Lewis Hamilton's new Mercedes has been called "illegal" by Red Bull team principal Christian Horner as a rules row threatens to engulf the new Formula One season.

Just 10 days before the first race, Hamilton’s Mercedes team unveiled a radically revised machine on the opening day of the final test in Bahrain.

The focus is on Mercedes’ virtually non-existent sidepods, designed to provide greater airflow, improving downforce, and effectively making the car go faster.

Mercedes’ innovative design comes after the biggest technical overhaul of the sport’s rulebook in a generation.

However, Horner questioned whether his rivals have bent the rules.

In an interview with German publication Auto Motor und Sport, Horner said: "From our point of view, Mercedes went a step too far.

"That doesn’t correspond to the spirit of the regulations. For us, these wings are illegal."

Rival teams could protest the Mercedes at the opening round in the Gulf Kingdom on 20 March.

The car could also be outlawed if eight of the grid’s 10 teams – the so-called super majority – believe the concept is not within the spirit of the revamped regulations.

F1 motorsport boss Ross Brawn, who has spearheaded the rule change, admitted he was caught off-guard by Mercedes’ new design.

Brawn said: "There are some very extreme interpretations of the regulations which could lead to a lot of debate. We did not anticipate the Mercedes concept.

"The regulators of the sport know what’s going on – I think they’re OK with it so far – but a team may come in and raise an objection that the FIA hadn’t considered, and then you have a problem."

But Mercedes team principal Toto Wolff said he is confident the team’s car is legal.
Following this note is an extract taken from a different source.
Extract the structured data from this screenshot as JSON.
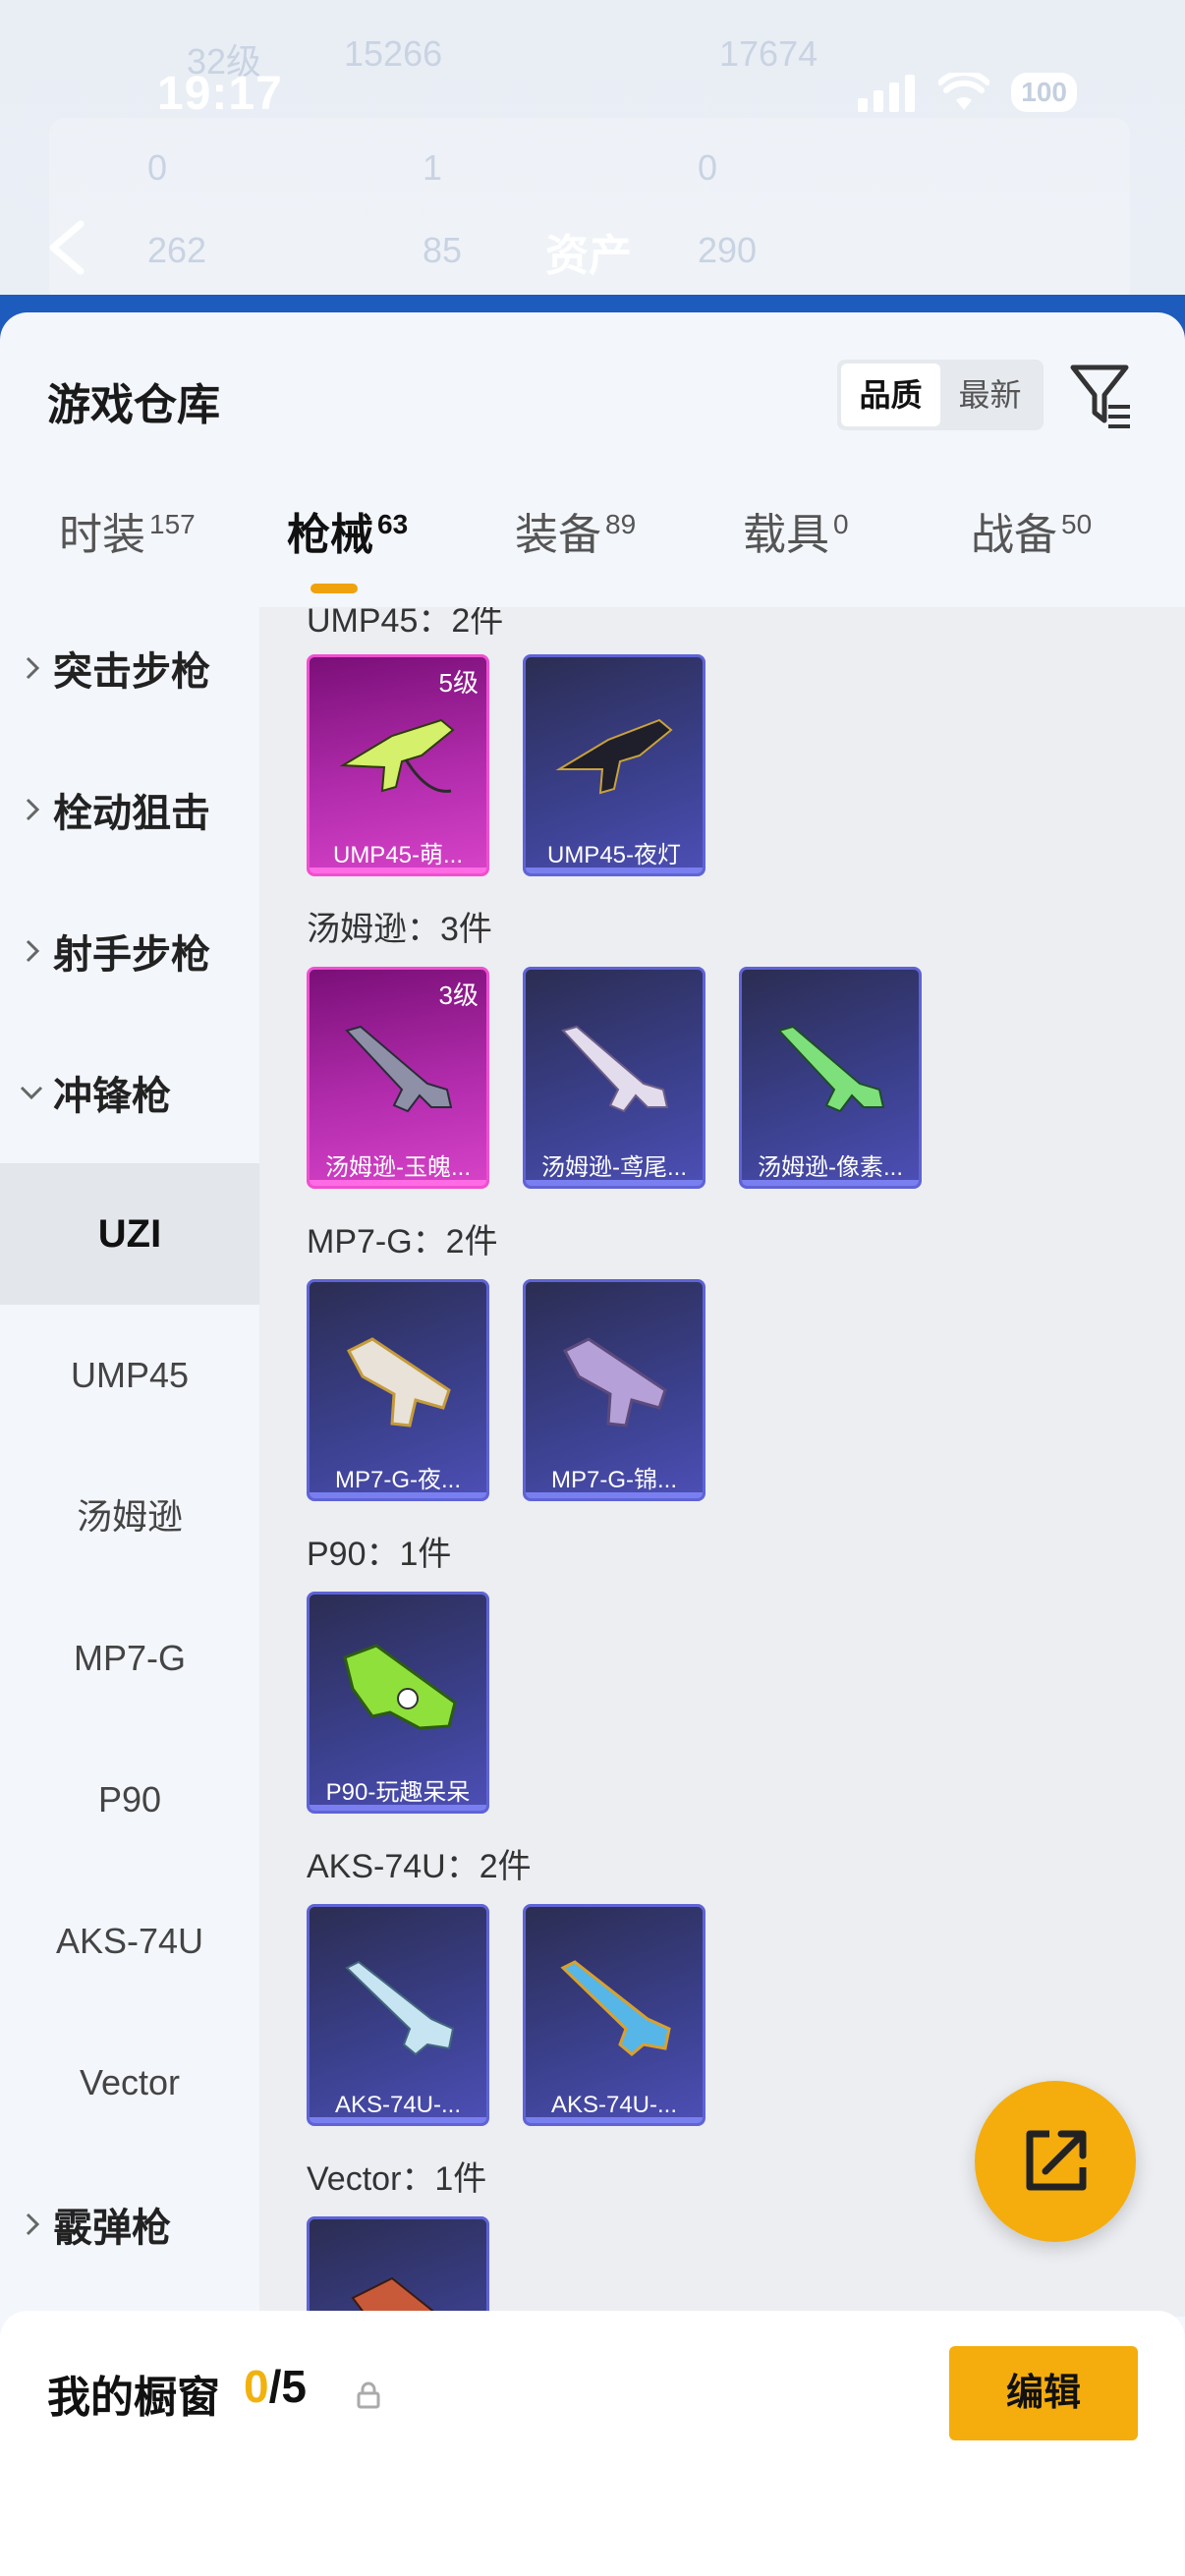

"When you go down a specific development direction, the FIA scrutinises it, and you make them a part of the process," he said.

"We were keen in not running alone, but being in touch with the FIA, and that is why I think it will be OK.

"It is clear that when you come with an innovation it creates the kind of debate that we are having here. That was expected.

"We have new governance with the super majority. I would have preferred to stay with the old system where if a team comes up with an innovation you cannot take it off the car as long as it is compliant with the regulations.

"But the FIA and Formula One will handle that with diligence and in the spirit of the sport."

F1 enjoyed one of its greatest seasons last year, with Max Verstappen beating Hamilton to the title following a deeply contentious finale in Abu Dhabi.

The fear now is that Mercedes, winners of the past eight constructors’ championships, might have stolen a march over the opposition, resulting in a one-sided campaign.

But Verstappen said: "I am not concerned. We can only focus on ourselves and that is we have to do this year even if the car looks different. There are still many unknowns so I am not worried."

Hamilton’s new Mercedes team-mate George Russell added: "I don’t think it is advantage anybody at the moment. Ferrari probably look the strongest overall.

"It has caught a few people’s eyes this morning, and I guess from my side I am proud to be part of a team that is pushing innovation, but we need to see if it is fast on track."

Times in testing mean very little as the teams trial different strategies. Pierre Gasly finished fastest for AlphaTauri, half-a-second clear of Ferrari’s Carlos Sainz. Hamilton was 11th. The final test concludes on Saturday.